The Welsh Government has decided that it is essential that “minors can learn, through public education, everything that helps them discuss and understand their rights and the rights of others”. As of 2021, the parental veto will be removed whereby parents had the right to withdraw minors from sex education classes, established in the guide approved by the Welsh Executive in 2010 and endorsed in February 2019.
The Welsh authorities have sought to move away from the political debate an issue that raised huge susceptibilities and that contains numerous nuances. An eight-week consultation period was opened to hear the opinions of all types of organizations and groups, until the final decision was reached. “It is essential that we continue to work with all communities in Wales to ensure that parents have the right to provide their children with the necessary development, care and guidance on their way to maturity, while allowing our schools to ability to ensure a broad and balanced education, ”said the Welsh Minister of Education, Kirsty Willams.
Wales has about 200 religious schools that are part of the public education network, and paradoxically it has been religion, rather than the teachings on sexual relations or gender equality, the most delicate point to deal with. In both ways. On the part of those religious families who dislike the secular vision that will be imposed on a subject that will be called Religions, Values and Ethics. And on the other hand, of those others who suspect the bias that religious educational institutions may have when imparting this subject. “We are alarmed that it is intended to eliminate the right of parents to withdraw their children from these classes in religious schools, and we believe it is something potentially illegal. There are precedents in international Justice that indicate that such a decision violates the right to freedom of religion or belief, because it allows minors to be indoctrinated against the wishes of their parents, ”said Katy Riddick, coordinator of Wales Humanists. Advocates for the suppression of any religious influence in the Welsh institutions, the group has, however, welcomed the compulsory education and sexual relations classes for all students.
“In high school, the lessons will include sexuality, express consent in relationships, individual rights, equality and reproduction. Each of the subjects will be given in the apropiada appropriate phase ’of students’ age,” said the Welsh Government. In England, starting in September, affective education in primary and secondary sex education will become part of the curriculum, but parents will prohibit the attendance of their children until they are 15 years old.
The Terrence Higgins Trust Foundation, which promotes more information about HIV virus and sexual health, has been one of the main drivers of this campaign, and has celebrated the decision of the Welsh Government. “There is still a lot of work to make sure that Schools provide adequate, quality and inclusive lessons with the LGBT community, also taught by teachers who inspire confidence. It is essential that young people learn the reality of HIV in modern life, “said the organization.

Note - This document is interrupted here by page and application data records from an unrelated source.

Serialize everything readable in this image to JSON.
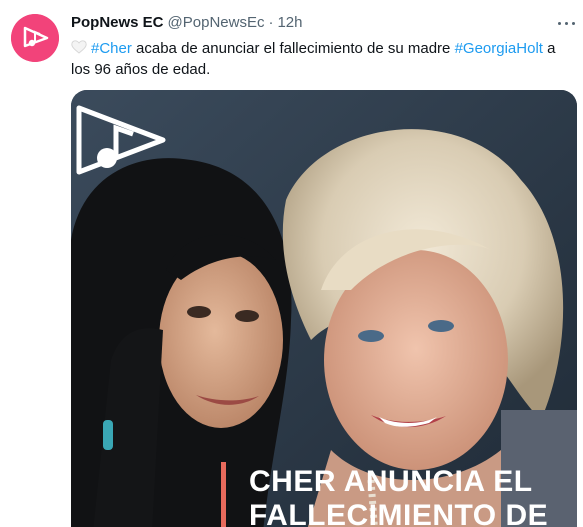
{
  "tweet": {
    "author_name": "PopNews EC",
    "author_handle": "@PopNewsEc",
    "separator": "·",
    "time": "12h",
    "text_part1": "acaba de anunciar el fallecimiento de su madre",
    "hashtag1": "#Cher",
    "hashtag2": "#GeorgiaHolt",
    "text_part2": "a los 96 años de edad.",
    "icons": {
      "avatar": "popnews-music-note-logo",
      "more": "more-dots-icon",
      "heart": "white-heart-icon"
    }
  },
  "media": {
    "alt": "Cher y Georgia Holt",
    "overlay_title": "CHER ANUNCIA EL FALLECIMIENTO DE",
    "colors": {
      "accent": "#e86a5c",
      "hashtag": "#1d9bf0",
      "avatar_bg": "#f2437a"
    }
  }
}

The Episcopal Conference of England and Wales has shown its opposition to the withdrawal of the parental veto, but it has been both more concerned with the teaching of religion (“reducing it to a part of the ‘beliefs of the world’ dilutes its importance” ). “Well-taught sexual relations and education are a fundamental aspect to prepare the children of Wales,” he said in a statement.